_ABOUT THIS TASK_: Which of the lines below hold the word "Short"? Pull each of them out.

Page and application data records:
--*--

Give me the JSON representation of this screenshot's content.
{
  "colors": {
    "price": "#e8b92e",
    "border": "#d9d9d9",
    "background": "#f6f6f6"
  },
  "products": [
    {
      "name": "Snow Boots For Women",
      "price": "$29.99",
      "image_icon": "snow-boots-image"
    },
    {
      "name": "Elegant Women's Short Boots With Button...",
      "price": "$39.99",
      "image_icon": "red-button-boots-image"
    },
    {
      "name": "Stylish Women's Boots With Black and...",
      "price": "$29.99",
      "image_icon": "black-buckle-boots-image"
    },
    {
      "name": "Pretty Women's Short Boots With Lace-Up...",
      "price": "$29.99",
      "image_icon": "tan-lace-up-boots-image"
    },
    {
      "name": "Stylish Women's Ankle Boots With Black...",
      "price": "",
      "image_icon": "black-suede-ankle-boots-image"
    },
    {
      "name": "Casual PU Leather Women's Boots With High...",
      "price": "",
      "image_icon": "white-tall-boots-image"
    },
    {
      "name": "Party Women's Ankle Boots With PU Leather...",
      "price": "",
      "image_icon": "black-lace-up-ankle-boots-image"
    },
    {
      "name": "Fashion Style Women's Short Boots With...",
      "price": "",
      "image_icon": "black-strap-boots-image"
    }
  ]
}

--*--

_WRITTEN ANSWER_:
      "name": "Elegant Women's Short Boots With Button...",
      "name": "Pretty Women's Short Boots With Lace-Up...",
      "name": "Fashion Style Women's Short Boots With...",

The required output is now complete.